Kerry, Lavrov meet as Crimea vote looms

U.S. Secretary of State John KerryJohn Forbes KerryWarren taps longtime aide as 2020 campaign manager In Virginia, due process should count more than blind team support Trump will give State of Union to sea of opponents MORE is meeting with Russian Foreign Minister Sergey Lavrov in London on Friday as the crisis in Crimea comes to a head.

The majority-Russian peninsula in southern Ukraine is scheduled to hold a referendum Sunday on whether to secede and attempt to become a part of Russia. The United States and its European allies, as well as the new Ukrainian government, have characterized the referendum as illegal.


The two will be meeting at Winfield House, the official home of the U.S. ambassador to the United Kingdom.
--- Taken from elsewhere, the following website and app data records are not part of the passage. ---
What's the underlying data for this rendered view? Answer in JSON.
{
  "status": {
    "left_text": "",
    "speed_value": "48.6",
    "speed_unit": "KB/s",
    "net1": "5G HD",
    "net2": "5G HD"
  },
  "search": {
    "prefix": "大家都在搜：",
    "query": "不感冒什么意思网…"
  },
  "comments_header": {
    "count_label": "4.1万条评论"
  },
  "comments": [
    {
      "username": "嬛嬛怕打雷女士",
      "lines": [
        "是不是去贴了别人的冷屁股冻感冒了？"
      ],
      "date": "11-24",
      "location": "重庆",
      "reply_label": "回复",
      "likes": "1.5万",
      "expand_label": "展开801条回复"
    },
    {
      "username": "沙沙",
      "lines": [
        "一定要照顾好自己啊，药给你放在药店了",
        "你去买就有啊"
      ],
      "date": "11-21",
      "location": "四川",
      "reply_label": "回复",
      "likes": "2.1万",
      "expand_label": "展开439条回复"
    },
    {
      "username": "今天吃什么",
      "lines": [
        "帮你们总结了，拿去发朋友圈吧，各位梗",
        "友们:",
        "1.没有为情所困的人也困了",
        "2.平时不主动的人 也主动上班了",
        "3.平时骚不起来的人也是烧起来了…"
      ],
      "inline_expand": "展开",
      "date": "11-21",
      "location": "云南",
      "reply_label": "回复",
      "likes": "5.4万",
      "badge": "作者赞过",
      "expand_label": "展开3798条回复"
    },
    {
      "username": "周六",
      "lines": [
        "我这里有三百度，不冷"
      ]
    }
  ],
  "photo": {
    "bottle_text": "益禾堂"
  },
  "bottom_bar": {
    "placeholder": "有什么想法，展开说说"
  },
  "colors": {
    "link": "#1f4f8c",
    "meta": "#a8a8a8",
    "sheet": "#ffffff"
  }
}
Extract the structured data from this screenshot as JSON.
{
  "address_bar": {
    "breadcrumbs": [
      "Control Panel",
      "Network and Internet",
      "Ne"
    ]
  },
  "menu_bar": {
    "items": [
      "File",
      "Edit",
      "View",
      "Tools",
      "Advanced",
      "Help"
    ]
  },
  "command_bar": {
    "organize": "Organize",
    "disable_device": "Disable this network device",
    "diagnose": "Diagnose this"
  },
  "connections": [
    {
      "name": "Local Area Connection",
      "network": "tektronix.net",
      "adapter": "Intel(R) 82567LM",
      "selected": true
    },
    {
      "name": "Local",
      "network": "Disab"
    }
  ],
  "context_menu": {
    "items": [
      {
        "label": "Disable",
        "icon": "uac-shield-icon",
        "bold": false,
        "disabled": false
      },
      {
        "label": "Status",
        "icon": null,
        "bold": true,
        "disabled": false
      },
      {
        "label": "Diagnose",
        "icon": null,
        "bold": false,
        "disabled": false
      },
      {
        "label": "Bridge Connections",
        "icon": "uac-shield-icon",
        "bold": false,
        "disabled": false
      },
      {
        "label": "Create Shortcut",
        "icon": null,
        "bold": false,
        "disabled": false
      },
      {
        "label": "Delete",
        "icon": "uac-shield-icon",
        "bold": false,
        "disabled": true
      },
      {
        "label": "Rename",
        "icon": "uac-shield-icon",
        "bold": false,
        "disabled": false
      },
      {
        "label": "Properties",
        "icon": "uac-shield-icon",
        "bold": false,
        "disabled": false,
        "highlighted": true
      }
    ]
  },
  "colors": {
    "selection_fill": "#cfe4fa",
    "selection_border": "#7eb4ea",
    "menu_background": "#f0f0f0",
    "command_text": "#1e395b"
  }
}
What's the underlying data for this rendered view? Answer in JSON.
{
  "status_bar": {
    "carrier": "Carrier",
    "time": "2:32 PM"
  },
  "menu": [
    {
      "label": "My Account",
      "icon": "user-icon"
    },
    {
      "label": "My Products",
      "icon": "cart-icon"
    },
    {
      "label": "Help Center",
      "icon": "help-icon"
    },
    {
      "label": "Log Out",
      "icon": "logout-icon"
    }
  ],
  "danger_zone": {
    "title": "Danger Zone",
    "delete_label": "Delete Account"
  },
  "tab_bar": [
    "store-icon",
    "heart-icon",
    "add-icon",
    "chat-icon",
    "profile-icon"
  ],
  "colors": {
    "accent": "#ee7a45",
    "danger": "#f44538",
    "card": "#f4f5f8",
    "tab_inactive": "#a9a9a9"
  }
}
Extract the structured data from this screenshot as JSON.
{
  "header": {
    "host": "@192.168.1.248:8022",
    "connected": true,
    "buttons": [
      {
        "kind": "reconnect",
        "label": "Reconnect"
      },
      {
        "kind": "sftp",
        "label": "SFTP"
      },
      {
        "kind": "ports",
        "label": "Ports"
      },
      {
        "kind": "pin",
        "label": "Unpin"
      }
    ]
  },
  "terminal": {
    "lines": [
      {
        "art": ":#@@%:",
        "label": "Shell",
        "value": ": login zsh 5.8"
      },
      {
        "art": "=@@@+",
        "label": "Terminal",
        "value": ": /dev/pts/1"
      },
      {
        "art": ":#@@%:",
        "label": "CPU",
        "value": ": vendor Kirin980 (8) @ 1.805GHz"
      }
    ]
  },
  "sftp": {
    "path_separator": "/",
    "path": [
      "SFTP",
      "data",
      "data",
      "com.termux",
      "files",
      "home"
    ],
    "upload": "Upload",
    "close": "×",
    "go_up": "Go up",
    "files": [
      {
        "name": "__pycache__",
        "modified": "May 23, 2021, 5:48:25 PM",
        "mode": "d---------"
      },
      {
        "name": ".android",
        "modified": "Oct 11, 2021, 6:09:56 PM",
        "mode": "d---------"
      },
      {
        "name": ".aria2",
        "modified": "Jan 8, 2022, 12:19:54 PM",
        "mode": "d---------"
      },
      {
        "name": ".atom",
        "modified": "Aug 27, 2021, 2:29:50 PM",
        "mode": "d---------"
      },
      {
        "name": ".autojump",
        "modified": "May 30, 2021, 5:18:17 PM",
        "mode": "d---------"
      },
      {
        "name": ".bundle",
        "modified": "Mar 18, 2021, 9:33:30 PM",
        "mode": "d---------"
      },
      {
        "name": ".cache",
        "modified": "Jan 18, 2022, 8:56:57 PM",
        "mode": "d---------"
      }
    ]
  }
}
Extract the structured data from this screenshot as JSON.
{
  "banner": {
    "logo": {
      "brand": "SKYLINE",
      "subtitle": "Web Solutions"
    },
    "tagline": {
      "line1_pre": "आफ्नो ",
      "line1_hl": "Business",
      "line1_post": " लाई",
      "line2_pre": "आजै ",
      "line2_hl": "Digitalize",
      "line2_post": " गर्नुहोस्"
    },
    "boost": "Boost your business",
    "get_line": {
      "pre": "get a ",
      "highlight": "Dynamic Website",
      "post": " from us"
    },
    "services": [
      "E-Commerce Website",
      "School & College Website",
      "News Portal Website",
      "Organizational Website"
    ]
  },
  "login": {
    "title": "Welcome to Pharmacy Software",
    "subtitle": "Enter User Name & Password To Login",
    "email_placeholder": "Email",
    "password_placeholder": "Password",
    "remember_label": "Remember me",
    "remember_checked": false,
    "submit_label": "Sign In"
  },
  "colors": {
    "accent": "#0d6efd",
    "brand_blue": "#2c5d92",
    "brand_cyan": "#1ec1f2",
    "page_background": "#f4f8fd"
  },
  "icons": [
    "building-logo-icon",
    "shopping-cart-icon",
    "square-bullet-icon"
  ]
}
The neutral meeting site follows Kerry's refusal of an invitation from Russia to visit Moscow for negotiations.

According to The Guardian, diplomats do not see the talks as likely to produce a diplomatic breakthrough. No peace plan has been sketched out in advance, and the two lead negotiators have already spoken by phone almost daily during the crisis and failed to find much common ground.

Lavrov's opening statement prior to the meeting acknowledged the challenging situation.

"This is a difficult situation we are in," he said through an interpreter. "This is a difficult situation we are in. Many events have happened and a lot of time has been lost, so now we have to think what can be done."

Instead, leaders have prioritized getting the Russians and Ukrainians to at least begin negotiations.

“We want to see Ukrainians and the Russians talking to each other. And if they don't, then there are going to have to be consequences,” British Prime Minister David Cameron told Kerry in a pre-negotiations meeting, according to The Guardian.

Even getting that far has proven difficult, with the two countries engaged in an escalating war of words. Russia has deployed thousands of troops along the Ukrainian border and conducted military exercises in the area, while on Thursday Ukrainian Prime Minister Arseniy Yatsenyuk accused Russia of “military aggression” while speaking before the U.N. Security Council.

Several European leaders have ratcheted up their rhetoric against Russia in recent days, with German Chancellor Angela Merkel saying on Thursday that Russia's actions would bring “massive damage” upon itself. However, she ruled out the use of military force to check Russia.